The romance was cute! I do want to clarify that this book isn’t a hate-to-love story; instead, Linh and Bao click from the very beginning. Rather, their relationship lies more on the forbidden side because their families hate each other so much.
My favorite aspect of this book, however, is the Vietnamese-American representation. I loved seeing Vietnamese culture sprinkled throughout the book, even just the little things like the food and mentions of Paris by Night blaring in the background at all times (if you know, you know).
Also, it was nice seeing the Vietnamese phrases throughout the book! Honestly, I laughed a bit when I read “trời ơi” written. I don’t speak Vietnamese, so people who do can correct me on this, but here are some translations for a few words used a lot in this book:
- con means “child” and is used as kind of a term of endearment
- Ba means “Dad” (more explanation in the author’s dedication)
- Mẹ means “Mom” (same as above)
I will be honest and say that this book was fairly similar to other typical Asian-American stories with protagonists who want to pursue an arts career despite their parents’ disapproval, so that aspect of the story wasn’t necessarily new…and honestly, I’m a little over it simply because I never had to go through that but that’s just me.

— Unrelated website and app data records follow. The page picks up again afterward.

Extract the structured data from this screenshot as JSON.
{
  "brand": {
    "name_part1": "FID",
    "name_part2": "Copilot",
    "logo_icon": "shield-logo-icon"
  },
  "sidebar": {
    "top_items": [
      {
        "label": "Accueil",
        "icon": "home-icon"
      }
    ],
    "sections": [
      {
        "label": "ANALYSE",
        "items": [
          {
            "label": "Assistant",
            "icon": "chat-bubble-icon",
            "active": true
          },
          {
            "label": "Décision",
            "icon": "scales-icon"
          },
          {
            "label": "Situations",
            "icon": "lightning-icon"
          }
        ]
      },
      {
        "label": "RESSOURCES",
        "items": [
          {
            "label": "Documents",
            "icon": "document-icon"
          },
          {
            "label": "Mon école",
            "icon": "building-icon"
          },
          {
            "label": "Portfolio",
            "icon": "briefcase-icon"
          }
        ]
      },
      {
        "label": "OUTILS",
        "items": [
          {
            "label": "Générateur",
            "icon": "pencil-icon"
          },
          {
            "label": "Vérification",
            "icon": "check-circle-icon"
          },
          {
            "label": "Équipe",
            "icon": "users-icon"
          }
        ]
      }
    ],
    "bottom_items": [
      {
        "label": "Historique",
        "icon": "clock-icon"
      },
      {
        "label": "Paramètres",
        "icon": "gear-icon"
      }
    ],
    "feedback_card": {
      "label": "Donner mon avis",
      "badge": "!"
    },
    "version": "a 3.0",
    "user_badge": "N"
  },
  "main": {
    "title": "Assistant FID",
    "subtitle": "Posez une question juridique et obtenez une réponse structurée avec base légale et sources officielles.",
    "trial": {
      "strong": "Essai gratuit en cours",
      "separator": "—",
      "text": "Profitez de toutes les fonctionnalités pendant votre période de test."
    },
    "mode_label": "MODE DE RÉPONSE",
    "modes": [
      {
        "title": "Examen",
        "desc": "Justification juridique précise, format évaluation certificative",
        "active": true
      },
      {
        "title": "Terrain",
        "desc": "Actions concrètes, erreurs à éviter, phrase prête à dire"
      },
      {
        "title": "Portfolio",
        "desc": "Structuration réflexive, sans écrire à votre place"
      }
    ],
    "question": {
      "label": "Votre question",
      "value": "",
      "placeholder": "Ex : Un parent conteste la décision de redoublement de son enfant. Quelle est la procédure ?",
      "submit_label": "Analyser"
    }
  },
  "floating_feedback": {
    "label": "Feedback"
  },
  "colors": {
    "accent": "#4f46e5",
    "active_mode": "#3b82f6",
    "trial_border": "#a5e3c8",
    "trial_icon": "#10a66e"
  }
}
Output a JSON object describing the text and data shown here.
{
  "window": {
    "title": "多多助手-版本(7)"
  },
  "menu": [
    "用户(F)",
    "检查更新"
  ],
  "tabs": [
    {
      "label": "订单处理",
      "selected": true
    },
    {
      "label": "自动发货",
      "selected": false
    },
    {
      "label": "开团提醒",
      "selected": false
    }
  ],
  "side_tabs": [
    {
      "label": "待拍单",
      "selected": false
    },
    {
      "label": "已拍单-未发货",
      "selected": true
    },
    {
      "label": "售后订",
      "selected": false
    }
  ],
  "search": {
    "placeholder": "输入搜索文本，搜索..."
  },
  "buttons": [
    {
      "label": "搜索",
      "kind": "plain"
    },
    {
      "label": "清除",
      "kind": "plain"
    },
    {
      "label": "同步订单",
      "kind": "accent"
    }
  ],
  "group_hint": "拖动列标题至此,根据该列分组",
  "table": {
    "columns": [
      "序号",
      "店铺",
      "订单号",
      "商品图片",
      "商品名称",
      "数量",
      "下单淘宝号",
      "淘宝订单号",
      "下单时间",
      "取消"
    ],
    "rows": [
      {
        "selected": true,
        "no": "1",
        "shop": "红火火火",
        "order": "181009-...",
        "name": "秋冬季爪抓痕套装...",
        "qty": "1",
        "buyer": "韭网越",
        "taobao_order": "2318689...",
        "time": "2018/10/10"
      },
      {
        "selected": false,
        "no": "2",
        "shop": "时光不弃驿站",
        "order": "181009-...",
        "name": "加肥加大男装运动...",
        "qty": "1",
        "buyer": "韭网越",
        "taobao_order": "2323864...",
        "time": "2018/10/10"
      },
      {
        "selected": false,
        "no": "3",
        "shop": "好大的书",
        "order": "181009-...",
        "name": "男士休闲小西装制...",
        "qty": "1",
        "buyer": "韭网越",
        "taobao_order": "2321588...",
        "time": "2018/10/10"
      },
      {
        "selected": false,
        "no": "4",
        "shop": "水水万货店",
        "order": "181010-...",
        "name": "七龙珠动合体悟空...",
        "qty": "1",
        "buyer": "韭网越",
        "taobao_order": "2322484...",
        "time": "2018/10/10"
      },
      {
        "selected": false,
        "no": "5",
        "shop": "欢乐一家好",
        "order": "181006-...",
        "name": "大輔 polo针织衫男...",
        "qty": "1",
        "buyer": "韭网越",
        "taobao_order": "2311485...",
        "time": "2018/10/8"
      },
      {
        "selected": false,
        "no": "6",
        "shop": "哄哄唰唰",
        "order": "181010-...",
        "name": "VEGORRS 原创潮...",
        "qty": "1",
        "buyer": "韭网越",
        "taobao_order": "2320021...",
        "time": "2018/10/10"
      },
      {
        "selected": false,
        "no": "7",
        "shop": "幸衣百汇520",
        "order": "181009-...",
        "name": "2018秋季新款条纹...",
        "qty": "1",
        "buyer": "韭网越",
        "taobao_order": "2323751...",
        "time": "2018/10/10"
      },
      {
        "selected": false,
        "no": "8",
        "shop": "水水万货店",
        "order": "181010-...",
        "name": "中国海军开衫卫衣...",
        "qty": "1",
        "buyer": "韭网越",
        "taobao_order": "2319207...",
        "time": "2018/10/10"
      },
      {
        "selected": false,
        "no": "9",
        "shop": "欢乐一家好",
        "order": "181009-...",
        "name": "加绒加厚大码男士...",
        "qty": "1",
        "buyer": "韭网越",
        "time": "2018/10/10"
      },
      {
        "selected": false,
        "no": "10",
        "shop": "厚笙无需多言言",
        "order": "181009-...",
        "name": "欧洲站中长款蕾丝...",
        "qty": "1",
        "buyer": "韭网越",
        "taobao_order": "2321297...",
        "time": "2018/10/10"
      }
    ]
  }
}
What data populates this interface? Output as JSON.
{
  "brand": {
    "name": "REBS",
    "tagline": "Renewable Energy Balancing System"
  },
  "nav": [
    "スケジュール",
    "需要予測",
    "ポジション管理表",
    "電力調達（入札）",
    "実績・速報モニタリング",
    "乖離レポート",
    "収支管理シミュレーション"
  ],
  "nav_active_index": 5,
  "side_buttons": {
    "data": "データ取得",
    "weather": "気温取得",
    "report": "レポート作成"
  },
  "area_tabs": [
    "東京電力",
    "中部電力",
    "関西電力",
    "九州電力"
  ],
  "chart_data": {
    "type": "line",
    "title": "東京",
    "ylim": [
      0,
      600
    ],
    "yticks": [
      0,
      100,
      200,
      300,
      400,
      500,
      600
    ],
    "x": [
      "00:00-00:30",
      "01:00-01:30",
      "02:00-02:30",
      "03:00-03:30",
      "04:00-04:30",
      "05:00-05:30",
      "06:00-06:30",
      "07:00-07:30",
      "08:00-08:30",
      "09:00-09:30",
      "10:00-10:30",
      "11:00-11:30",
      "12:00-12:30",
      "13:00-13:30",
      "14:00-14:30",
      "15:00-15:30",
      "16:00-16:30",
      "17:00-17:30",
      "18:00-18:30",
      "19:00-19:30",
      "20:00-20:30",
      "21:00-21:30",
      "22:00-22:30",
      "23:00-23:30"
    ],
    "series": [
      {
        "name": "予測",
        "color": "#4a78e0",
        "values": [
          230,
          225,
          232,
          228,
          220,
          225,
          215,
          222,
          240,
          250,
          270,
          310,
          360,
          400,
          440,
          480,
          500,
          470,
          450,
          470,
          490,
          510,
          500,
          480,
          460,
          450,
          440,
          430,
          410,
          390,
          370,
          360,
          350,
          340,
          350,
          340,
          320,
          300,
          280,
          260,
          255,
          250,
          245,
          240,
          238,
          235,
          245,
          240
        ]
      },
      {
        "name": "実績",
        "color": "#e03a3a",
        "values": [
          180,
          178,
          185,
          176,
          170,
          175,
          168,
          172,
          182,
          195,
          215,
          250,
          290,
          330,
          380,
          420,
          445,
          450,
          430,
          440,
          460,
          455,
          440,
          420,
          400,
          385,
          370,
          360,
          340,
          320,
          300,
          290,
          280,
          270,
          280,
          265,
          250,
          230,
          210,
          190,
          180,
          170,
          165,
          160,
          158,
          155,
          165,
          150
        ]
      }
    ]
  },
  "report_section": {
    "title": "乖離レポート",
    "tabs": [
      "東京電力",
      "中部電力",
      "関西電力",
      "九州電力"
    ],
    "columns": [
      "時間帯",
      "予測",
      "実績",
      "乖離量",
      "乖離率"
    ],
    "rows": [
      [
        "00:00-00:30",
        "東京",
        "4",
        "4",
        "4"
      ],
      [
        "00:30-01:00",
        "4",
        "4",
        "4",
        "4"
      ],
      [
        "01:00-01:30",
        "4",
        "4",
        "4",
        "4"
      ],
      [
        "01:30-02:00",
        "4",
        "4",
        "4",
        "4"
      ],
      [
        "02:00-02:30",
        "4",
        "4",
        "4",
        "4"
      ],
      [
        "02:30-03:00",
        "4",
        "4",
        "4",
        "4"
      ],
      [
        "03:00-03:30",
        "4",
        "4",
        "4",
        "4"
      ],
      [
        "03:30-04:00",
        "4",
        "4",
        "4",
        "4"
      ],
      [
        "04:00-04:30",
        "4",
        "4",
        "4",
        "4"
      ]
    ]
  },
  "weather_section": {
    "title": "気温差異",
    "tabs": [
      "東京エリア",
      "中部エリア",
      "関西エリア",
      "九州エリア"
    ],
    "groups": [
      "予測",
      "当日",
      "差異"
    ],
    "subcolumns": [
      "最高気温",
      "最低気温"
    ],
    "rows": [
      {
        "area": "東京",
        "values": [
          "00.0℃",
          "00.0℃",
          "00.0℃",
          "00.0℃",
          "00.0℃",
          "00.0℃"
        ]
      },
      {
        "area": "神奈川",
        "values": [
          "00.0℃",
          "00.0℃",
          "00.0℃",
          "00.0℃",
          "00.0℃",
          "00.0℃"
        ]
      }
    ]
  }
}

However, I really liked how this book made this situation more specific to a Vietnamese-American experience in that many people of Vietnamese descent and of my generation (speaking broadly) have parents who are refugees from the Vietnam War. There’s a lot of trauma there, obviously, and has led them to want stable lives for their children, especially financially. Obviously, this is applicable for many other Asian Americans, but it was just so fascinating for me to read it from a singularly Vietnamese-American lens, which again, I haven’t really seen in a YA contemporary.
Also, this trauma from the war is very up-front and is the reason why I said this book isn’t a romantic comedy. Linh’s and Bao’s parents’ stories of their life in Vietnam are an integral part of the book. I won’t say it’s super heavy; it’s just that this book wasn’t as light as I was expecting, not that that’s a bad thing; I just want to clarify this for other people.
So again, a lot of people of Vietnamese descent in my generation have parents who are refugees, who fled from their homeland and have had to build up their life in other countries. This was something that is so specific to Vietnamese diaspora (again, speaking broadly and not only for Vietnam) that I didn’t even know it was something I wanted to see in a book until I read it. I just related to this so much more than when I’ve been reading East-Asian-American stories over the past ten years, so I really appreciated being able to read this book.
A Pho Love Story had some adorable moments but also explored heavier issues, such as familial trauma. It intertwined so many great aspects of Vietnamese culture throughout the story, and I also really enjoyed the characters and their dynamics. I definitely recommend A Pho Love Story if you like Gloria Chao’s books!
About the Author: Loan Le is the youngest child of two Vietnamese immigrants hailing from Nha Trang. She holds an MFA degree in fiction from Fairfield University, also her undergraduate alma mater. A Pushcart Prize–nominated writer, her short stories have appeared in CRAFT Literary, Mud Season Review, and Angel City Review. Loan is an editor at Simon and Schuster’s Atria Books imprint and lives in Manhattan. A Pho Love Story is her first novel.